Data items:

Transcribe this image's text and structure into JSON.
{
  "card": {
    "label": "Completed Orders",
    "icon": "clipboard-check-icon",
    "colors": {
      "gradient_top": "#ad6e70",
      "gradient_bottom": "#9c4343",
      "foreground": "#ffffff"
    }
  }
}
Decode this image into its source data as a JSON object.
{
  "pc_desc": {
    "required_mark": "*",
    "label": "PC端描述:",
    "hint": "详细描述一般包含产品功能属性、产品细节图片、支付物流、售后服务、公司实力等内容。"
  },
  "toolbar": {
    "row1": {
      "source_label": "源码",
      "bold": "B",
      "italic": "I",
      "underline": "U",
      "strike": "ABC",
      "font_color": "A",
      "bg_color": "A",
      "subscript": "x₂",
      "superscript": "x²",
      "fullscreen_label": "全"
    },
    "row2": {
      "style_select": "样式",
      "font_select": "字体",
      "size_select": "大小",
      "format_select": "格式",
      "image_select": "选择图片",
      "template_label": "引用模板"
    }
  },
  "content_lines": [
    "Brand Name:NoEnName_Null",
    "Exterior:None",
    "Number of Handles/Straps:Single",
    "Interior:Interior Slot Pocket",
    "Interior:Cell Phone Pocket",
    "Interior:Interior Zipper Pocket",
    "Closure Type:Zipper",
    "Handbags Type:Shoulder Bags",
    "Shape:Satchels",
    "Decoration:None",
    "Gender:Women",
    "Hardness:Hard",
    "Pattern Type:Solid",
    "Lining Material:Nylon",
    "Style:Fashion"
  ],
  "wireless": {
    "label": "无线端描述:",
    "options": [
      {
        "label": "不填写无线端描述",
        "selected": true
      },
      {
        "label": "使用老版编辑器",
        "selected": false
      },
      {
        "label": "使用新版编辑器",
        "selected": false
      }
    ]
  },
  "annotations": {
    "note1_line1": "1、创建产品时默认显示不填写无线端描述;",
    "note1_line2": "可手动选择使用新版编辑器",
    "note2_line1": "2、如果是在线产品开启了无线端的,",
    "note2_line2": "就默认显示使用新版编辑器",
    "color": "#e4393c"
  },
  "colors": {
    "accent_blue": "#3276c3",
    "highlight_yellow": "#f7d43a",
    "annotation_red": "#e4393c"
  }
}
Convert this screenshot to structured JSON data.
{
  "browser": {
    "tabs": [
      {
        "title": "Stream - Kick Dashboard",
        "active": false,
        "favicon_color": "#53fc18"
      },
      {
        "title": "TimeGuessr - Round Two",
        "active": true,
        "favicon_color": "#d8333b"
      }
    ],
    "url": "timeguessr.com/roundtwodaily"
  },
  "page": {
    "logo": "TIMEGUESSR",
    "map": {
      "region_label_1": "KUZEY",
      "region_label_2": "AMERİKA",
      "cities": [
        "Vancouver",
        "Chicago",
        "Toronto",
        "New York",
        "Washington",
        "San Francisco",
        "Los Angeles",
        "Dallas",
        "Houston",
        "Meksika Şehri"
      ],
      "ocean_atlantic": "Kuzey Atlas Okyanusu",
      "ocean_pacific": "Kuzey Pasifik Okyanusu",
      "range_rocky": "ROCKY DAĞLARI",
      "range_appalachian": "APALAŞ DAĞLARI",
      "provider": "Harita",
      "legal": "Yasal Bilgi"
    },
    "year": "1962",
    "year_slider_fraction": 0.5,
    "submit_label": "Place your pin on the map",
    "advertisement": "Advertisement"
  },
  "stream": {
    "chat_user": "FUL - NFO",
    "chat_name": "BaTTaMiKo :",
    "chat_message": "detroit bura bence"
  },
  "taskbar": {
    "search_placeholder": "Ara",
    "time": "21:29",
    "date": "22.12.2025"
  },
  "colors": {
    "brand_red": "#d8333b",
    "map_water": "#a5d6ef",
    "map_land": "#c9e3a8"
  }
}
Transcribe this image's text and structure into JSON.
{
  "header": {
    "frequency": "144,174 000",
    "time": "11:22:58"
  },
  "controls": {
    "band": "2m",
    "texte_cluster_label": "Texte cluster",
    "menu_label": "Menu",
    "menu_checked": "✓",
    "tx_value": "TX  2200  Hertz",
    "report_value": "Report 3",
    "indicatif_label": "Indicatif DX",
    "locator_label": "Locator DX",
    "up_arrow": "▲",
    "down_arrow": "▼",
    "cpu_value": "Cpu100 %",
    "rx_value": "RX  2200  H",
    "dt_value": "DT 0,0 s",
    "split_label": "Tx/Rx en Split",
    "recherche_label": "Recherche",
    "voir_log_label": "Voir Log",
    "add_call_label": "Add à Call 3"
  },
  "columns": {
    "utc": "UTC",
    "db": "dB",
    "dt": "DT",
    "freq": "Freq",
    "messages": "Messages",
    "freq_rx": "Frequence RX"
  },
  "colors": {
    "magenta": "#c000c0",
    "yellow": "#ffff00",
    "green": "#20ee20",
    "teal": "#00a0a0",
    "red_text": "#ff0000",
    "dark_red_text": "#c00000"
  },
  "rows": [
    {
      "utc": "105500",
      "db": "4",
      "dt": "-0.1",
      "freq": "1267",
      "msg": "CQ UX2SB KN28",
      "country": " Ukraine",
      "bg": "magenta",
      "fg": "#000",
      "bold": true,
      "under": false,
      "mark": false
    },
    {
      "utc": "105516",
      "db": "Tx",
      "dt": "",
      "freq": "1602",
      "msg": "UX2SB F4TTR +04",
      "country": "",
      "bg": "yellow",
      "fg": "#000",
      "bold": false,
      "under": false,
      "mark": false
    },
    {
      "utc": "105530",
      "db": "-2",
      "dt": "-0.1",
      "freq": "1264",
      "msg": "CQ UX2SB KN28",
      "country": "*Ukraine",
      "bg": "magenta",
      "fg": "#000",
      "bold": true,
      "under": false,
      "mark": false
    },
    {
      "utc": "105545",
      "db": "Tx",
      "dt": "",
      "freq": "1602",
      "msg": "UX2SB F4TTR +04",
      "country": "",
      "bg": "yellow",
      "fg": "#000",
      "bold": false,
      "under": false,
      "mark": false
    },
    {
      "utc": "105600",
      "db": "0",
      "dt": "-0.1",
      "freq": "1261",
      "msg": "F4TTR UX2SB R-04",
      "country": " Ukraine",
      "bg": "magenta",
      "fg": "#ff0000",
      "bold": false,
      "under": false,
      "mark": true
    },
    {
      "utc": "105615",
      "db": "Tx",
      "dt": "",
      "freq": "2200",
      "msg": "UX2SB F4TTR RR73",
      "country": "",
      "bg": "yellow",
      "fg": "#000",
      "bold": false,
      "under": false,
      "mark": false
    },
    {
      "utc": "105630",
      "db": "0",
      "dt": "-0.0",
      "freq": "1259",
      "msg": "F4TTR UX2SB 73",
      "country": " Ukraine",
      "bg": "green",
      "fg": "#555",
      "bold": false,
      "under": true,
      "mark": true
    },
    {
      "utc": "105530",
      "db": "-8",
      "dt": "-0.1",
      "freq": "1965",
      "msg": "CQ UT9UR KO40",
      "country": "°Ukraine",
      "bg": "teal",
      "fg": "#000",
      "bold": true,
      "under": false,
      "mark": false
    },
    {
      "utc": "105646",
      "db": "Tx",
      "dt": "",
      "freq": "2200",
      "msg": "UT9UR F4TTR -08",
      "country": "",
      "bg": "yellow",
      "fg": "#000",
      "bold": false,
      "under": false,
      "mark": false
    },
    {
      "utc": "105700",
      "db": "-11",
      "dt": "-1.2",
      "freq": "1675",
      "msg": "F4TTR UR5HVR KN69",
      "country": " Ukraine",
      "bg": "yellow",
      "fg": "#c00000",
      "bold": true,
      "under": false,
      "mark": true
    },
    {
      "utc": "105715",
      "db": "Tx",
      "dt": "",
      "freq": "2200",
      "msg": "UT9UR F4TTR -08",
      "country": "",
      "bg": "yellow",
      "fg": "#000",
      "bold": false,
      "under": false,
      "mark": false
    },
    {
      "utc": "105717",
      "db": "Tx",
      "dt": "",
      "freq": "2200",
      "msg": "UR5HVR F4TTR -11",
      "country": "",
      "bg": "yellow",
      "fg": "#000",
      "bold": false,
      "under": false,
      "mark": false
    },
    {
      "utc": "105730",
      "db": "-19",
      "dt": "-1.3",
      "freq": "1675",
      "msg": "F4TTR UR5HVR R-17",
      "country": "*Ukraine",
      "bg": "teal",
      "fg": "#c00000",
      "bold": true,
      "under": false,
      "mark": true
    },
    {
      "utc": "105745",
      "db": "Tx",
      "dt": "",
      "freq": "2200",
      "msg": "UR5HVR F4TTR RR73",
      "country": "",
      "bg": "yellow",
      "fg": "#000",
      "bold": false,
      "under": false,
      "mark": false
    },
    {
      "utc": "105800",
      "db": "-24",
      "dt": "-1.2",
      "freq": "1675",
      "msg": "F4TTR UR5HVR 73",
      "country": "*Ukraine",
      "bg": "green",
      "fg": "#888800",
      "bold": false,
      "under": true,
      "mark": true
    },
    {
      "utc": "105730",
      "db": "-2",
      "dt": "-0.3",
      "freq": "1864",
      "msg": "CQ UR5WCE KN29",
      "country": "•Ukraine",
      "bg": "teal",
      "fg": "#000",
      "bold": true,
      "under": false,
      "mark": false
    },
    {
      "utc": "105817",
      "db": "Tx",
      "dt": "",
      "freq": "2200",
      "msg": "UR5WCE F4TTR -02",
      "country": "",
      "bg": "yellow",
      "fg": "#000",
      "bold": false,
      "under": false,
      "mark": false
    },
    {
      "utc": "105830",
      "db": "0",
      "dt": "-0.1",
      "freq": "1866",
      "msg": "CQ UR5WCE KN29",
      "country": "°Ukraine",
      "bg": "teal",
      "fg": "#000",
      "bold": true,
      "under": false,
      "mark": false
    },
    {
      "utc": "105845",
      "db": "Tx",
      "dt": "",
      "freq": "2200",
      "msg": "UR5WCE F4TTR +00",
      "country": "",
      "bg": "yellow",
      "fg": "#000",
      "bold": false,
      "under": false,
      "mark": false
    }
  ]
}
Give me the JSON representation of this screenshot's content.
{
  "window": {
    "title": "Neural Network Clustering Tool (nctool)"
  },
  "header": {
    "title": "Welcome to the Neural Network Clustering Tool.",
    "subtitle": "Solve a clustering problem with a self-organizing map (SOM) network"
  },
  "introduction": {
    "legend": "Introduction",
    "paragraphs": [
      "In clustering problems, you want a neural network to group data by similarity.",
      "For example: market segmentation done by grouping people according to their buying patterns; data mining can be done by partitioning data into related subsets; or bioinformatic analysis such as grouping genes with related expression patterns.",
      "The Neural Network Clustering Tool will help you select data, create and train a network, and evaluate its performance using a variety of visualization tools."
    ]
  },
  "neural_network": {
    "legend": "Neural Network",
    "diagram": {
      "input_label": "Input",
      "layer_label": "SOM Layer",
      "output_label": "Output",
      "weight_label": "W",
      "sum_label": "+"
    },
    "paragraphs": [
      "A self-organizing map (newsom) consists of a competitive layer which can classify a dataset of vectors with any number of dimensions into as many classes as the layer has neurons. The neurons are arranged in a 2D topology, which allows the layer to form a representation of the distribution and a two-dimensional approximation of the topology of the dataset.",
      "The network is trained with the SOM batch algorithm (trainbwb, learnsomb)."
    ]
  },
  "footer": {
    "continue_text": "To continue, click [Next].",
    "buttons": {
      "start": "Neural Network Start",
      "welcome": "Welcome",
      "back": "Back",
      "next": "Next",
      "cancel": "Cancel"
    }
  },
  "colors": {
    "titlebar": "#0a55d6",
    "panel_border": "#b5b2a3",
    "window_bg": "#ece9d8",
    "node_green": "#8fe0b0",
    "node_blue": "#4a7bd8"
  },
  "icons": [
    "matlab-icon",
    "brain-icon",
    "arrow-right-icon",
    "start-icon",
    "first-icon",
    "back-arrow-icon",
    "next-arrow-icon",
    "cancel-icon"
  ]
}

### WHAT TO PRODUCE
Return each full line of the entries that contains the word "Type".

### OUTPUT FOR THIS TASK
    "Closure Type:Zipper",
    "Handbags Type:Shoulder Bags",
    "Pattern Type:Solid",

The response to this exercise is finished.